**DIRECTIONS**
Going line by line through the entries below, tally those that hold the string "name". Give only the total.

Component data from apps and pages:
•••••

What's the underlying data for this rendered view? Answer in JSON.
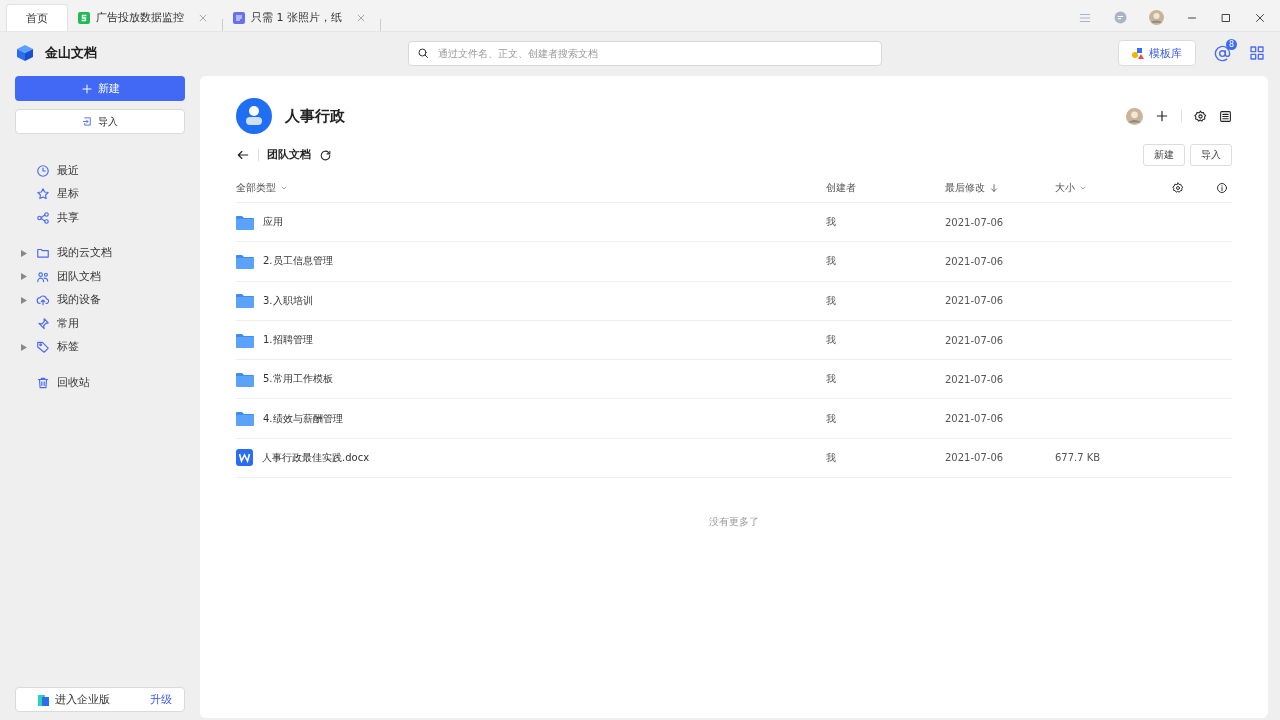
{
  "tabs": [
    {
      "label": "首页",
      "kind": "home",
      "selected": true
    },
    {
      "label": "广告投放数据监控",
      "kind": "sheet",
      "selected": false
    },
    {
      "label": "只需 1 张照片，纸",
      "kind": "doc",
      "selected": false
    }
  ],
  "app": {
    "name": "金山文档"
  },
  "search": {
    "placeholder": "通过文件名、正文、创建者搜索文档"
  },
  "template_button": "模板库",
  "mention_badge": "8",
  "sidebar": {
    "new_button": "新建",
    "import_button": "导入",
    "groups": [
      [
        {
          "label": "最近",
          "kind": "clock",
          "collapsible": false
        },
        {
          "label": "星标",
          "kind": "star",
          "collapsible": false
        },
        {
          "label": "共享",
          "kind": "share",
          "collapsible": false
        }
      ],
      [
        {
          "label": "我的云文档",
          "kind": "folder",
          "collapsible": true
        },
        {
          "label": "团队文档",
          "kind": "team",
          "collapsible": true
        },
        {
          "label": "我的设备",
          "kind": "cloud",
          "collapsible": true
        },
        {
          "label": "常用",
          "kind": "pin",
          "collapsible": false
        },
        {
          "label": "标签",
          "kind": "tag",
          "collapsible": true
        }
      ],
      [
        {
          "label": "回收站",
          "kind": "trash",
          "collapsible": false
        }
      ]
    ],
    "enterprise": {
      "label": "进入企业版",
      "link": "升级"
    }
  },
  "team": {
    "name": "人事行政"
  },
  "breadcrumb": "团队文档",
  "actions": [
    "新建",
    "导入"
  ],
  "table": {
    "columns": [
      {
        "label": "全部类型",
        "kind": "dropdown"
      },
      {
        "label": "创建者",
        "kind": "plain"
      },
      {
        "label": "最后修改",
        "kind": "sort"
      },
      {
        "label": "大小",
        "kind": "dropdown"
      }
    ],
    "rows": [
      {
        "kind": "folder",
        "name": "应用",
        "creator": "我",
        "modified": "2021-07-06"
      },
      {
        "kind": "folder",
        "name": "2.员工信息管理",
        "creator": "我",
        "modified": "2021-07-06"
      },
      {
        "kind": "folder",
        "name": "3.入职培训",
        "creator": "我",
        "modified": "2021-07-06"
      },
      {
        "kind": "folder",
        "name": "1.招聘管理",
        "creator": "我",
        "modified": "2021-07-06"
      },
      {
        "kind": "folder",
        "name": "5.常用工作模板",
        "creator": "我",
        "modified": "2021-07-06"
      },
      {
        "kind": "folder",
        "name": "4.绩效与薪酬管理",
        "creator": "我",
        "modified": "2021-07-06"
      },
      {
        "kind": "doc",
        "name": "人事行政最佳实践.docx",
        "creator": "我",
        "modified": "2021-07-06",
        "size": "677.7 KB"
      }
    ]
  },
  "end_note": "没有更多了"
}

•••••

**ANSWER**
9